> **WHAT TO PRODUCE**
Quote all of the data that follows exactly as written, skipping the images.

[Element data from apps and pages]
--- START ---
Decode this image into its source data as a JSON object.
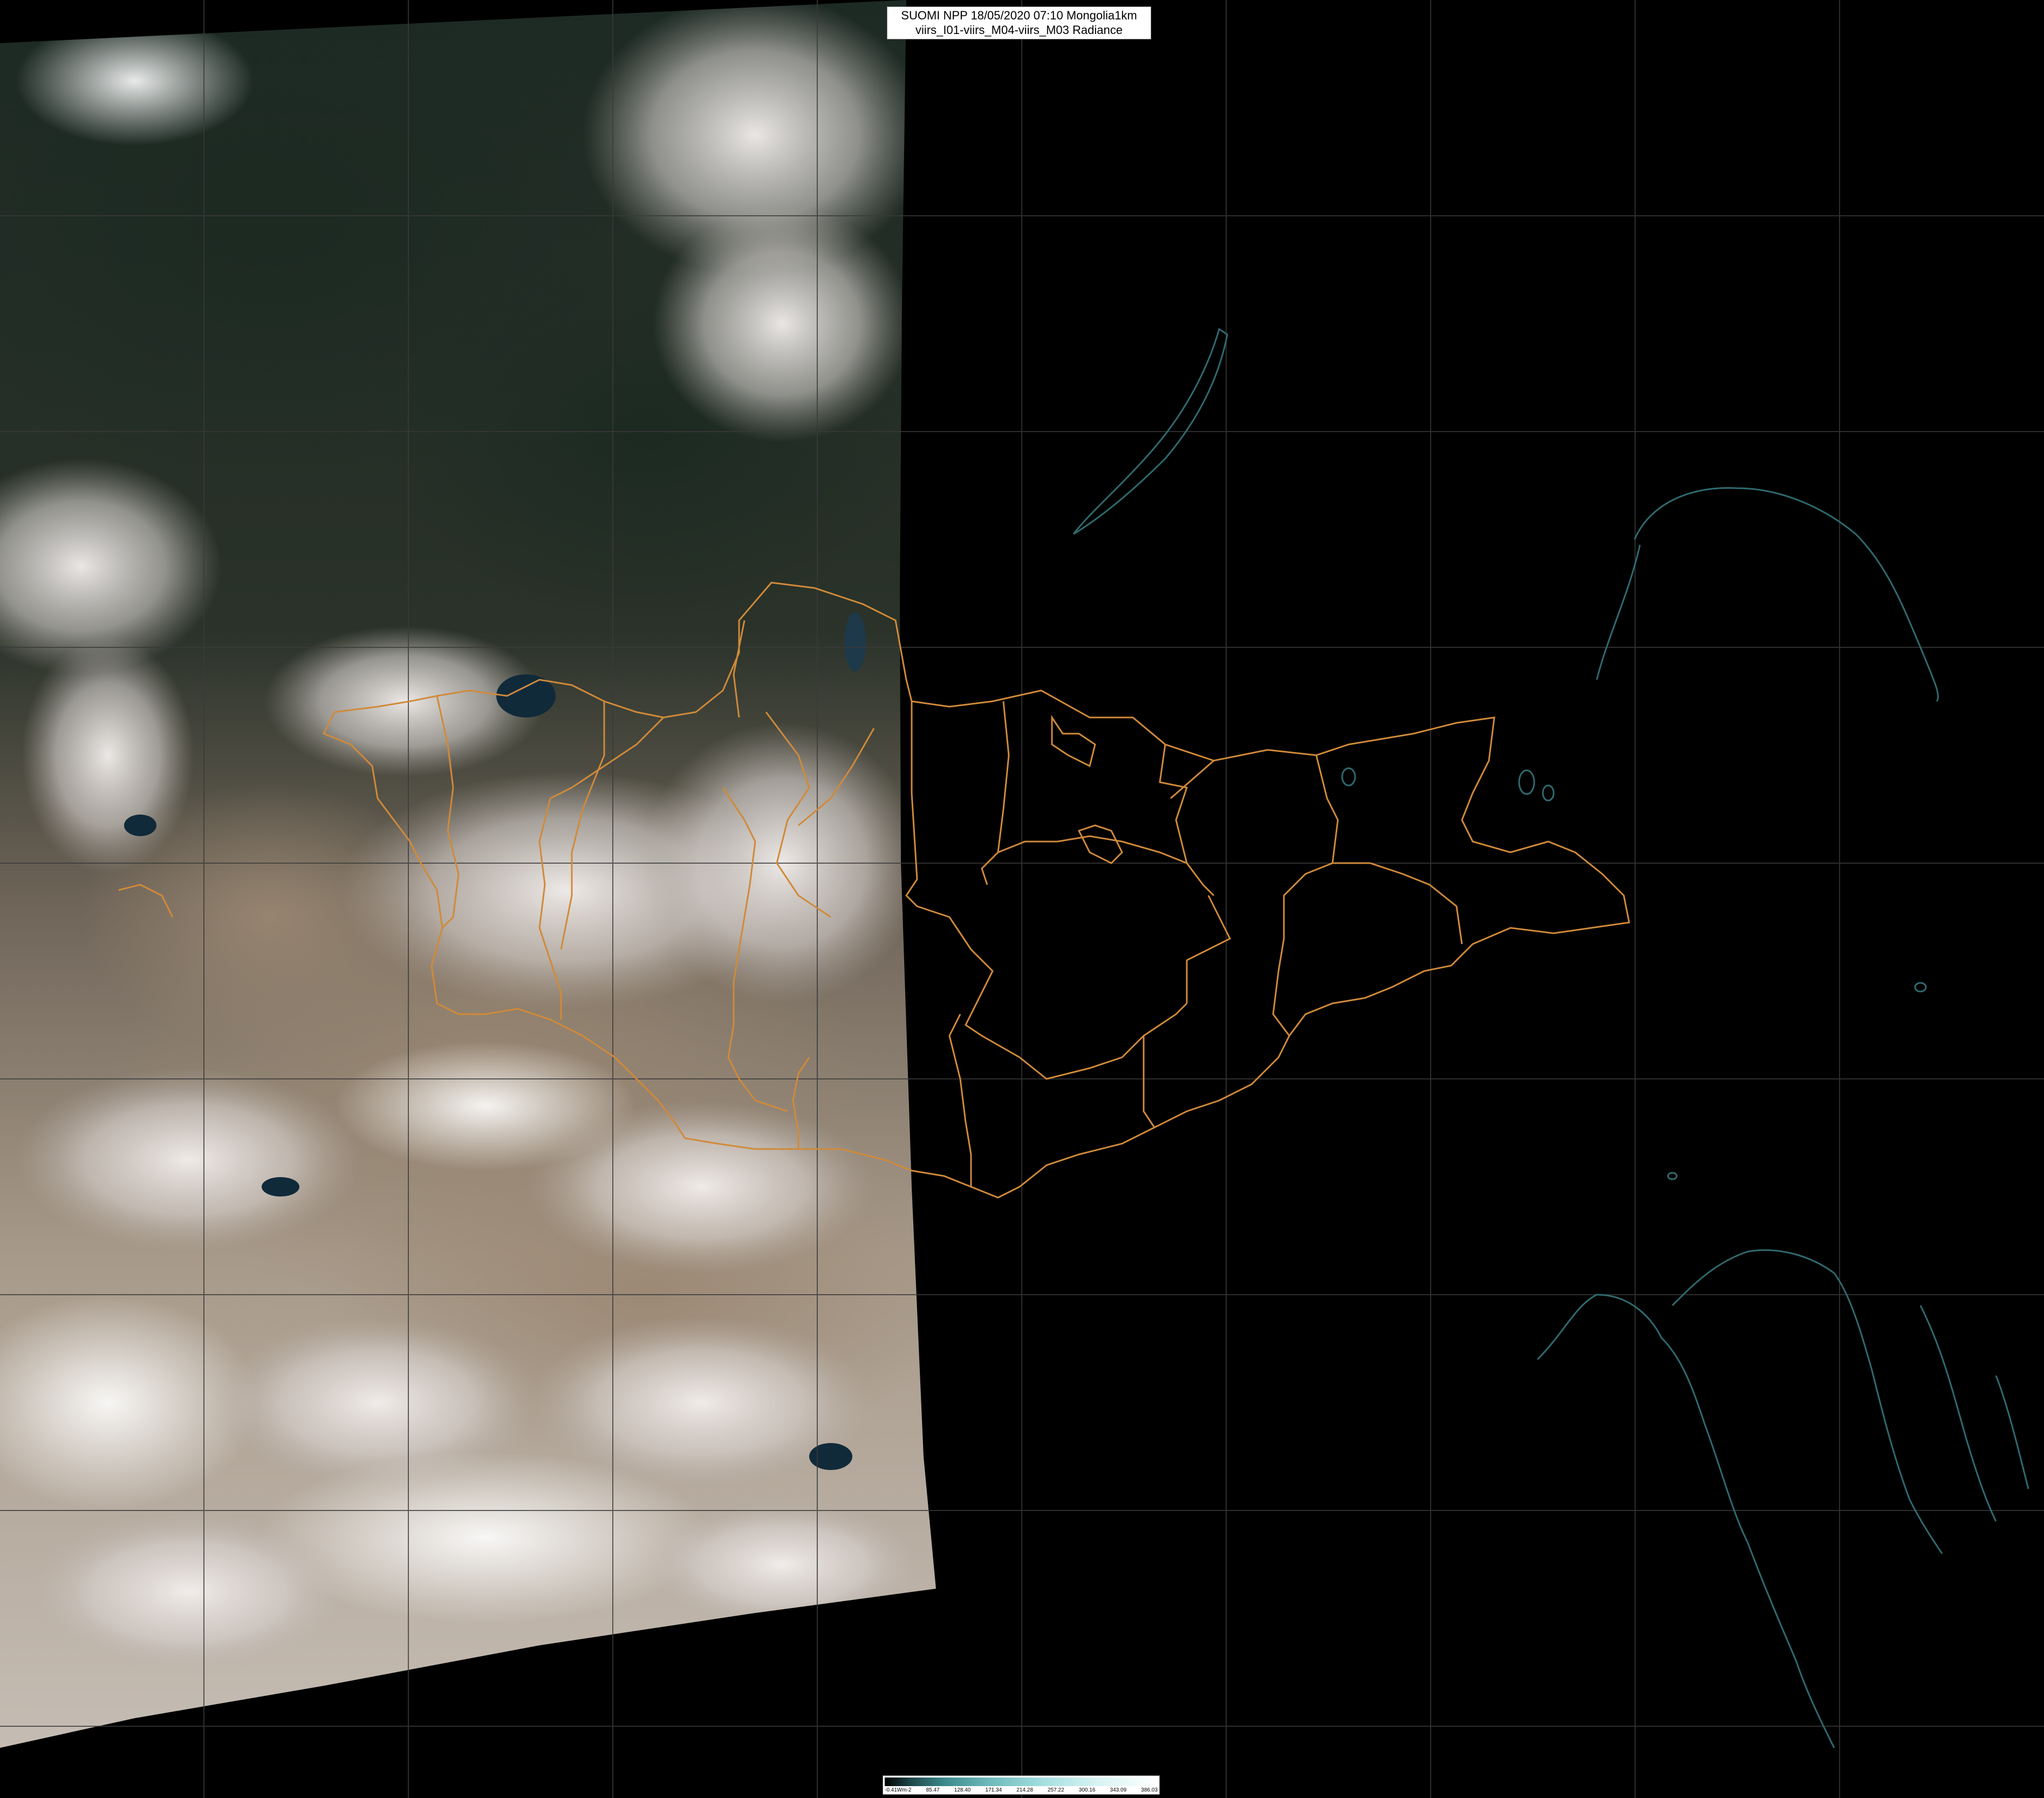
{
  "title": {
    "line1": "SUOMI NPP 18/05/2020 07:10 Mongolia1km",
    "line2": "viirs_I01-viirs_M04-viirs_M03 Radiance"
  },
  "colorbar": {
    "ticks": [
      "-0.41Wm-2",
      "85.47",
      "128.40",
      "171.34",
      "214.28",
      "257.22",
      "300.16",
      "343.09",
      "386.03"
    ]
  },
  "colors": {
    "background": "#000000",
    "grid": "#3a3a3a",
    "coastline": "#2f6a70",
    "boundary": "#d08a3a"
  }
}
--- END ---
> **SOLUTION TO THE EXERCISE**
Decode this image into its source data as a JSON object.
{
  "title": {
    "line1": "SUOMI NPP 18/05/2020 07:10 Mongolia1km",
    "line2": "viirs_I01-viirs_M04-viirs_M03 Radiance"
  },
  "colorbar": {
    "ticks": [
      "-0.41Wm-2",
      "85.47",
      "128.40",
      "171.34",
      "214.28",
      "257.22",
      "300.16",
      "343.09",
      "386.03"
    ]
  },
  "colors": {
    "background": "#000000",
    "grid": "#3a3a3a",
    "coastline": "#2f6a70",
    "boundary": "#d08a3a"
  }
}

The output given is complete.